It is a statutory fundamental that following a finding that a patent (or other intellectual property) right is both valid and infringed, the successful patentee is entitled to financial compensation in the form of damages or an account of profits, but not both. (Damages are a measure of the loss suffered by the patentee as a result of the infringements; an account is a measure of the profits made by the infringer as a result of the infringements.)
The usual procedure is that: first, the infringer provides a limited amount of financial data but sufficient to enable the patentee to make a reasonable estimate of both damages and an account (so-called Island Records v Tring disclosure); second, the patentee then elects between damages and an account; and third there then is a trial on the issue during which the infringer likely will have to produce considerably more financial detail.
In the case of Edwards Lifesciences LLC v Boston Scientific SCIMED, Inc and others  EWHC 664 (Pat) the successful patentee, Boston Scientific, brought an application to flip the second and third stages - that is to say, it sought to have a full hearing on both damages and an account and only then make an election between the two.

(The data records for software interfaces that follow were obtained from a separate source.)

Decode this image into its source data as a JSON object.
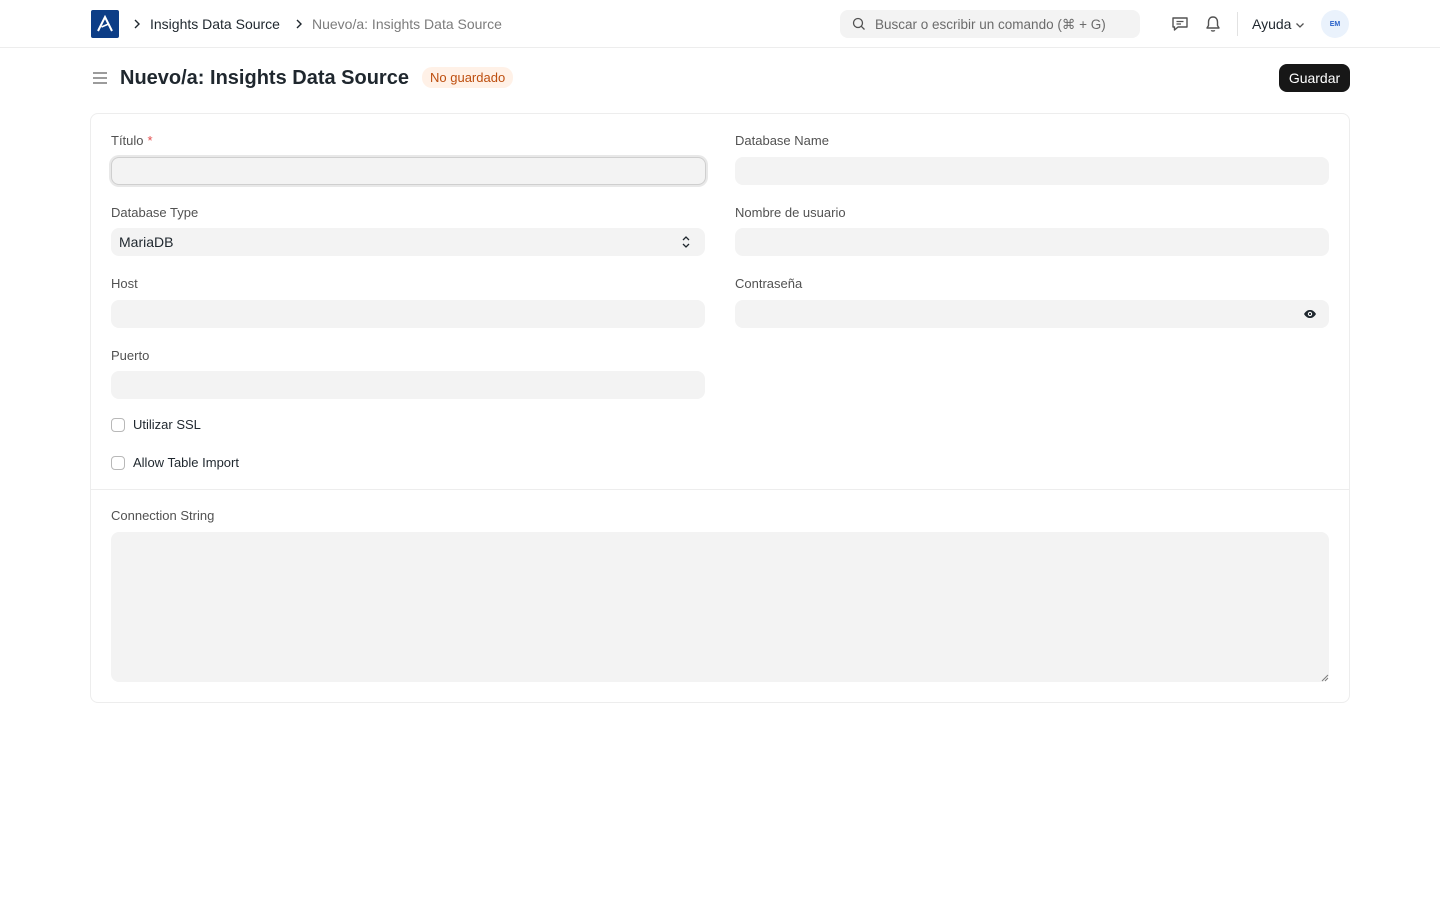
{
  "navbar": {
    "breadcrumbs": [
      "Insights Data Source",
      "Nuevo/a: Insights Data Source"
    ],
    "search_placeholder": "Buscar o escribir un comando (⌘ + G)",
    "help_label": "Ayuda",
    "avatar_initials": "EM",
    "logo_letter": "A"
  },
  "header": {
    "title": "Nuevo/a: Insights Data Source",
    "status_badge": "No guardado",
    "save_label": "Guardar"
  },
  "form": {
    "titulo_label": "Título",
    "titulo_value": "",
    "database_type_label": "Database Type",
    "database_type_value": "MariaDB",
    "host_label": "Host",
    "host_value": "",
    "puerto_label": "Puerto",
    "puerto_value": "",
    "database_name_label": "Database Name",
    "database_name_value": "",
    "username_label": "Nombre de usuario",
    "username_value": "",
    "password_label": "Contraseña",
    "password_value": "",
    "use_ssl_label": "Utilizar SSL",
    "use_ssl_checked": false,
    "allow_table_import_label": "Allow Table Import",
    "allow_table_import_checked": false,
    "connection_string_label": "Connection String",
    "connection_string_value": ""
  },
  "colors": {
    "logo_bg": "#0c3d86",
    "primary_button": "#171717",
    "badge_bg": "#fff1e7",
    "badge_text": "#bd4e0e",
    "field_bg": "#f3f3f3",
    "required_mark": "#e24c4c"
  }
}
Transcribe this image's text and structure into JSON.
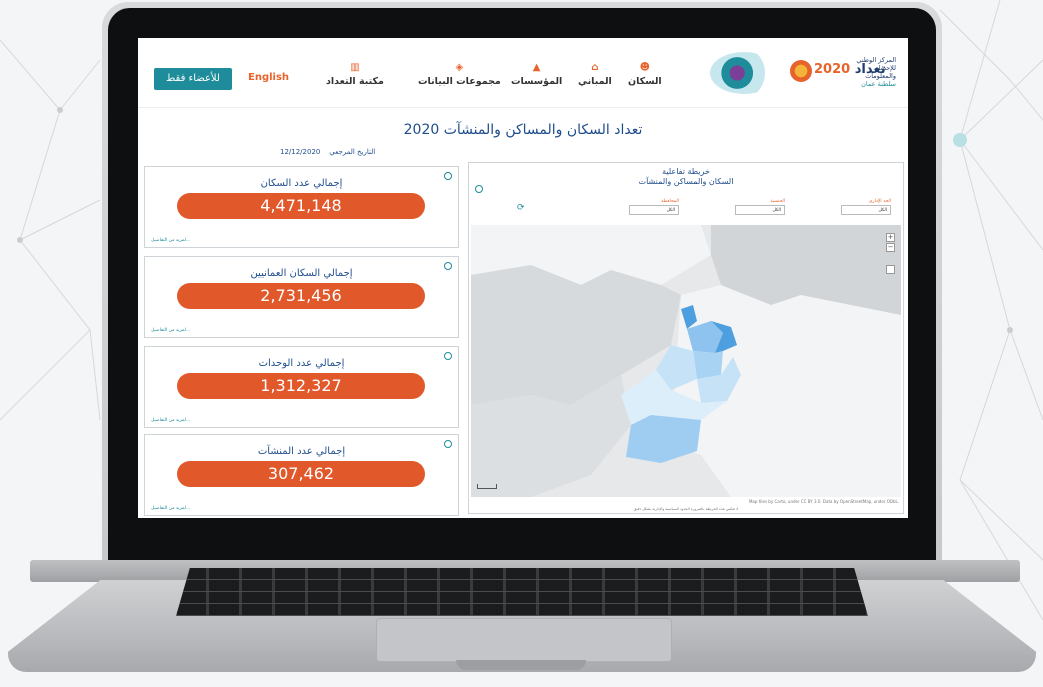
{
  "header": {
    "members_button": "للأعضاء فقط",
    "language_link": "English",
    "nav": [
      {
        "label": "السكان",
        "icon": "people-icon"
      },
      {
        "label": "المباني",
        "icon": "building-icon"
      },
      {
        "label": "المؤسسات",
        "icon": "institution-icon"
      },
      {
        "label": "مجموعات البيانات",
        "icon": "dataset-icon"
      },
      {
        "label": "مكتبة التعداد",
        "icon": "library-icon"
      }
    ],
    "census_logo_word": "تعداد",
    "census_logo_year": "2020",
    "ncsi_name": "المركز الوطني للإحصاء والمعلومات",
    "ncsi_sub": "سلطنة عمان"
  },
  "page": {
    "title": "تعداد السكان والمساكن والمنشآت 2020",
    "date_label": "التاريخ المرجعي",
    "date_value": "12/12/2020"
  },
  "stats": [
    {
      "title": "إجمالي عدد السكان",
      "value": "4,471,148",
      "more": "لمزيد من التفاصيل..."
    },
    {
      "title": "إجمالي السكان العمانيين",
      "value": "2,731,456",
      "more": "لمزيد من التفاصيل..."
    },
    {
      "title": "إجمالي عدد الوحدات",
      "value": "1,312,327",
      "more": "لمزيد من التفاصيل..."
    },
    {
      "title": "إجمالي عدد المنشآت",
      "value": "307,462",
      "more": "لمزيد من التفاصيل..."
    }
  ],
  "map_panel": {
    "title_line1": "خريطة تفاعلية",
    "title_line2": "السكان والمساكن والمنشآت",
    "filters": [
      {
        "label": "الحد الإداري",
        "value": "الكل"
      },
      {
        "label": "الجنسية",
        "value": "الكل"
      },
      {
        "label": "المحافظة",
        "value": "الكل"
      }
    ],
    "zoom_in": "+",
    "zoom_out": "−",
    "attribution": "Map tiles by Carto, under CC BY 3.0. Data by OpenStreetMap, under ODbL.",
    "footnote": "لا تعكس هذه الخريطة بالضرورة الحدود السياسية والإدارية بشكل دقيق"
  },
  "colors": {
    "accent_orange": "#e1582a",
    "teal": "#1e8c9a",
    "navy": "#1e4d8c"
  }
}
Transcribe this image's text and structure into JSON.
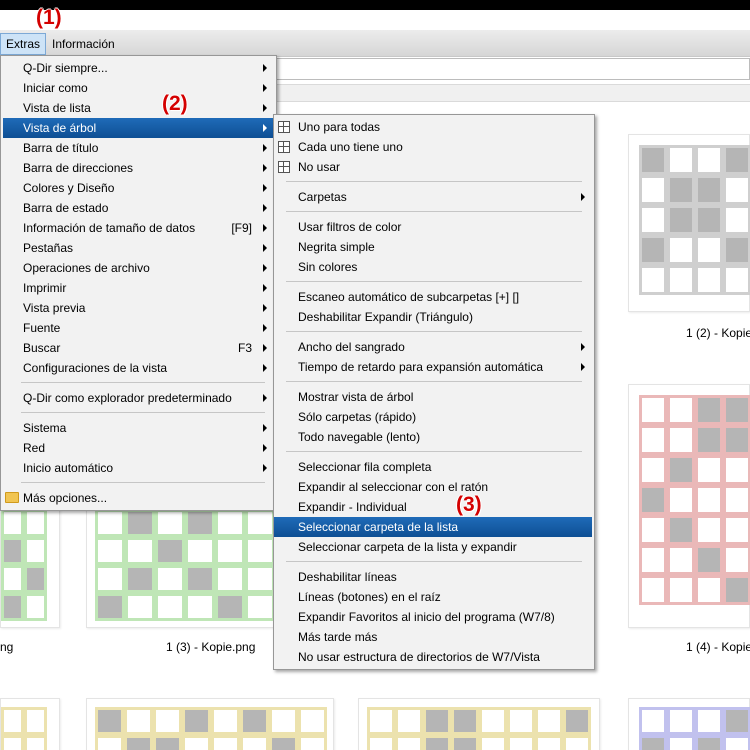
{
  "annotations": [
    "(1)",
    "(2)",
    "(3)"
  ],
  "menubar": {
    "items": [
      "Extras",
      "Información"
    ]
  },
  "extras_menu": {
    "items": [
      {
        "label": "Q-Dir siempre...",
        "shortcut": "",
        "submenu": true
      },
      {
        "label": "Iniciar como",
        "shortcut": "",
        "submenu": true
      },
      {
        "label": "Vista de lista",
        "shortcut": "",
        "submenu": true
      },
      {
        "label": "Vista de árbol",
        "shortcut": "",
        "submenu": true
      },
      {
        "label": "Barra de título",
        "shortcut": "",
        "submenu": true
      },
      {
        "label": "Barra de direcciones",
        "shortcut": "",
        "submenu": true
      },
      {
        "label": "Colores y Diseño",
        "shortcut": "",
        "submenu": true
      },
      {
        "label": "Barra de estado",
        "shortcut": "",
        "submenu": true
      },
      {
        "label": "Información de tamaño de datos",
        "shortcut": "[F9]",
        "submenu": true
      },
      {
        "label": "Pestañas",
        "shortcut": "",
        "submenu": true
      },
      {
        "label": "Operaciones de archivo",
        "shortcut": "",
        "submenu": true
      },
      {
        "label": "Imprimir",
        "shortcut": "",
        "submenu": true
      },
      {
        "label": "Vista previa",
        "shortcut": "",
        "submenu": true
      },
      {
        "label": "Fuente",
        "shortcut": "",
        "submenu": true
      },
      {
        "label": "Buscar",
        "shortcut": "F3",
        "submenu": true
      },
      {
        "label": "Configuraciones de la vista",
        "shortcut": "",
        "submenu": true
      },
      {
        "label": "Q-Dir como explorador predeterminado",
        "shortcut": "",
        "submenu": true
      },
      {
        "label": "Sistema",
        "shortcut": "",
        "submenu": true
      },
      {
        "label": "Red",
        "shortcut": "",
        "submenu": true
      },
      {
        "label": "Inicio automático",
        "shortcut": "",
        "submenu": true
      },
      {
        "label": "Más opciones...",
        "shortcut": "",
        "submenu": false
      }
    ],
    "highlighted": "Vista de árbol"
  },
  "tree_menu": {
    "items": [
      {
        "label": "Uno para todas",
        "submenu": false
      },
      {
        "label": "Cada uno tiene uno",
        "submenu": false
      },
      {
        "label": "No usar",
        "submenu": false
      },
      {
        "label": "Carpetas",
        "submenu": true
      },
      {
        "label": "Usar filtros de color",
        "submenu": false
      },
      {
        "label": "Negrita simple",
        "submenu": false
      },
      {
        "label": "Sin colores",
        "submenu": false
      },
      {
        "label": "Escaneo automático de subcarpetas [+] []",
        "submenu": false
      },
      {
        "label": "Deshabilitar Expandir (Triángulo)",
        "submenu": false
      },
      {
        "label": "Ancho del sangrado",
        "submenu": true
      },
      {
        "label": "Tiempo de retardo para expansión automática",
        "submenu": true
      },
      {
        "label": "Mostrar vista de árbol",
        "submenu": false
      },
      {
        "label": "Sólo carpetas (rápido)",
        "submenu": false
      },
      {
        "label": "Todo navegable (lento)",
        "submenu": false
      },
      {
        "label": "Seleccionar fila completa",
        "submenu": false
      },
      {
        "label": "Expandir al seleccionar con el ratón",
        "submenu": false
      },
      {
        "label": "Expandir - Individual",
        "submenu": false
      },
      {
        "label": "Seleccionar carpeta de la lista",
        "submenu": false
      },
      {
        "label": "Seleccionar carpeta de la lista y expandir",
        "submenu": false
      },
      {
        "label": "Deshabilitar líneas",
        "submenu": false
      },
      {
        "label": "Líneas (botones) en el raíz",
        "submenu": false
      },
      {
        "label": "Expandir Favoritos al inicio del programa (W7/8)",
        "submenu": false
      },
      {
        "label": "Más tarde más",
        "submenu": false
      },
      {
        "label": "No usar estructura de directorios de W7/Vista",
        "submenu": false
      }
    ],
    "highlighted": "Seleccionar carpeta de la lista"
  },
  "thumbnails": {
    "captions": [
      "1 (2) - Kopie",
      "ng",
      "1 (3) - Kopie.png",
      "1 (4) - Kopie"
    ],
    "colors": {
      "gray": "#cfcfcf",
      "red": "#eab8b8",
      "green": "#bfe6b6",
      "yellow": "#ece2ae",
      "blue": "#c1c1ee",
      "fill": "#b5b5b5"
    }
  }
}
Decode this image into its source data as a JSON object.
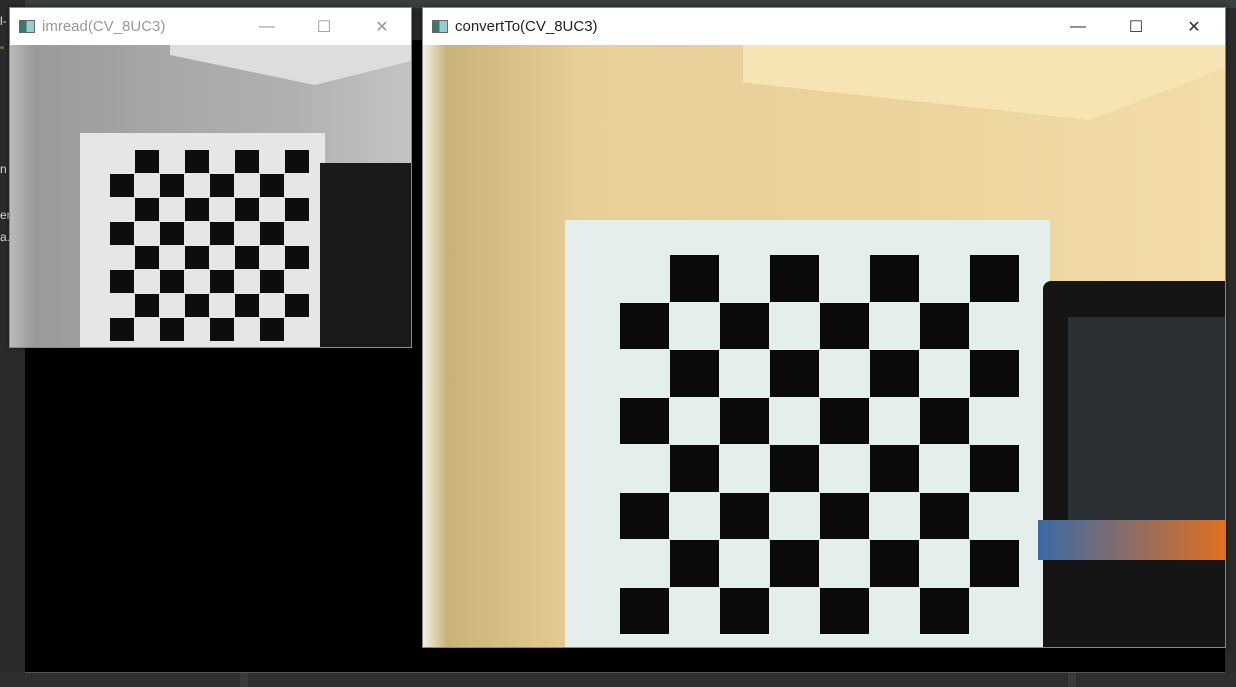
{
  "ide": {
    "left_fragments": [
      "l-",
      "”",
      "n",
      "er",
      "a."
    ]
  },
  "windows": [
    {
      "title": "imread(CV_8UC3)",
      "active": false,
      "controls": {
        "minimize": "—",
        "maximize": "☐",
        "close": "✕"
      }
    },
    {
      "title": "convertTo(CV_8UC3)",
      "active": true,
      "controls": {
        "minimize": "—",
        "maximize": "☐",
        "close": "✕"
      }
    }
  ]
}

Its rationale for this unusual request was as follows. As a result of the Island Records v Tring disclosure it had come to light that it was arguable that as a result of intra-group transfer pricing other companies in the Edwards Lifesciences group (and not just those parties to the proceedings) also had made profits from the infringements. It follows, so Boston Scientific asserted, that the account of profits should take into consideration the profits derived by those other group companies. However, Boston Scientific was concerned that such an assertion might not succeed. Therefore, without conceding that it was unlikely to succeed, as a fall-back position it wanted to retain the option to claim damages in case it did fail.
High Court ruling
As anyone who has been involved in a damages or account hearing will attest, they can be complicated, time-consuming and expensive proceedings - the costs can be on a par with the substantive trial. This point was not lost on the judge hearing the application (HHJ Hacon). Further, there would be little overlap of issues between a damages claim and an account. Thus, as HHJ Hacon said,:-
"Boston’s proposal would add significantly to the costs and to the time taken by the court in deciding monetary relief."
HHJ Hacon accepted Boston Scientific's argument that there is no statutory or common law bar to there being a joint inquiry and account. Nevertheless, he went on to conclude that as a matter of case management, the court and the parties should not be burdened with a joint inquiry and an account. Although not unsympathetic to Boston Scientific's position, HHJ Hacon did not consider it to be inherently unusual - as he said:-
"There is always an inherent risk in electing to take an account of profits. The defendant may have run his business as loss-leader, or not competently, or it may be that for some other reason, as it turns out on the evidence, the defendant has made little or no profit. It is well established that a claimant in an account must take the defendant as he finds him."
And he went on to add:-
"Boston is not the first litigant in a dilemma because the outcome of the litigation is in doubt and it will not be the last. It has the funds to access as much legal advice as it can take. In my view, it must now consider that advice and make its election."
There is perhaps an element of rough justice in this decision. Nevertheless, had Boston Scientific's application succeeded and it recognised that a successful patentee should be afforded greater certainty before making its election, this could have been the start of a slippery slope to many monetary relief hearings being essentially doubled in scope, complexity and cost with both damages and an account being run.